evolved in its current form over a century and has
become integral to Mumbais culture.
We are about 5000 in number and deliver
approximately 200,000 tiffin boxes every day.

It all started about 125 years back when a Parasi
banker wanted to have home cooked food regularly in
office and gave this responsibility to the first ever
Dabbawala. Other people also liked the idea and the
demand for Dabba delivery soared.
It was all informal and individual effort in the
beginning, but visionary Mahadeo Havaji Bachche saw
the opportunity and started the lunch delivery service
in its present team-delivery format with 100
As the city grew, the demand for dabba delivery grew
too. Our forefathers had the vision to create the
Dabba coding system thats going on strong even
The Coding system evolved through various stages
with time. In the beginning it was simple colour
coding. Now Mumbai is a widely spread metro with 3

local train routes. Our coding has also evolved into

alpha numeric characters.

We are mostly semi literate people of Warkari sect
from rural Maharashtra. We feel a sense of pride that
our work and dedication is appreciated world over.
Eminent personalities like Prince Charles have visited
us. Prince even invited us to his wedding.
If you ask us who is the most famous Dabbawala in the
world? We will say Mr Richard Branson! He actually
travelled with us like a Dabbawala and delivered a
huge tiffin to his own employees at Virgin, Mumbai.
We are recognised as delivering 6 sigma level of
accuracy in our dabba delivery. That means only 1
mistake in 6 million chances.
There are innumerable documentaries made on our
Dabba delivery system.
We have been featured in many news programmes; we
are mentioned in literature as well. University
delegates from all around the world keep visiting us.
Supply chain management[edit]

A collecting dabbawala, usually on bicycle, collects

dabbas either from a worker's home or from the dabba
makers. As many of the carriers are of limited literacy
(the average literacy of Dabbawallahs is that of 8th
grade[4]), the dabbas (boxes) have some sort of

distinguishing mark on them, such as a colour or

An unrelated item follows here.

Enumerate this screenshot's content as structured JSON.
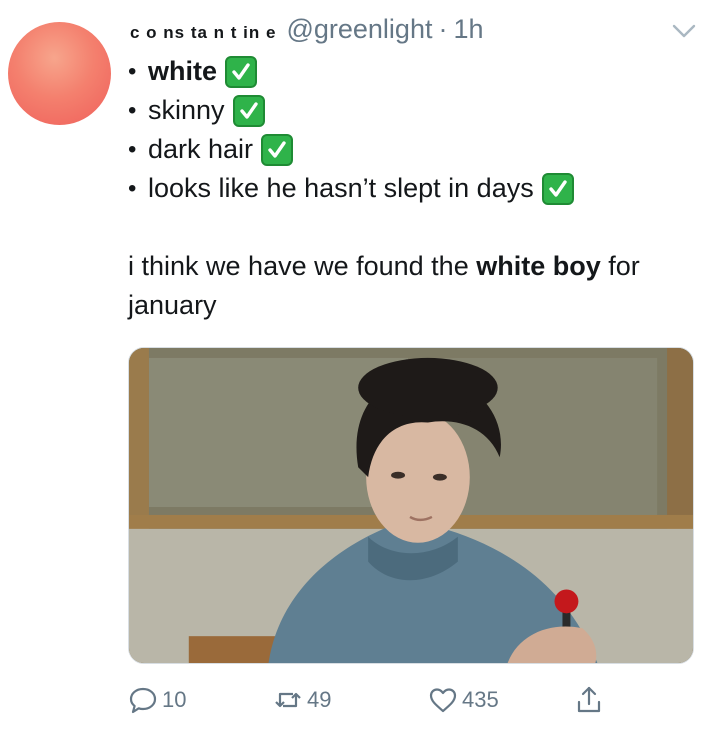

group of symbols.
The dabbawala then takes them to a sorting place,
where he and other collecting dabbawalas sort the
lunch boxes into groups. The grouped boxes are put in
the coaches of trains, with markings to identify the
destination of the box (usually there is a designated
car for the boxes). The markings include the railway
station to unload the boxes and the destination
building delivery address.
At each station, boxes are handed over to a local
dabbawala, who delivers them. The empty boxes are
collected after lunch or the next day and sent back to
the respective houses. The dabbawalas also allow for
delivery requests through SMS.
Six Sigma is a set of techniques and tools for process
improvement. It was introduced by engineer Bill Smith
while working at Motorola in 1986.[1][2] Jack
Welch made it central to his business strategy
at General Electric in 1995.[3] Today, it is used in many
industrial sectors.[4]
Six Sigma seeks to improve the quality of the output
of a process by identifying and removing the causes of
defects and
minimizing variabilityin manufacturing and business
processes. It uses a set of quality
management methods, mainly empirical, statistical
methods, and creates a special infrastructure of
people within the organization, who are experts in

these methods. Each Six Sigma project carried out

within an organization follows a defined sequence of
steps and has specific value targets, for example:
reduce process cycle time, reduce pollution, reduce
costs, increase customer satisfaction, and increase
The term Six Sigma (capitalized because it was written
that way when registered as a Motorola trademark on
December 28, 1993) originated from terminology
associated with statistical modeling of
manufacturing processes. The maturity of a
manufacturing process can be described by
a sigma rating indicating its yield or the percentage of
defect-free products it creates. A six sigma process is
one in which 99.99966% of all opportunities to
produce some feature of a part are statistically
expected to be free of defects (3.4 defective features
per million opportunities). Motorola set a goal of "six
sigma" for all of its manufacturing operations, and this
goal became a by-word for the management and
engineering practices used to achieve it.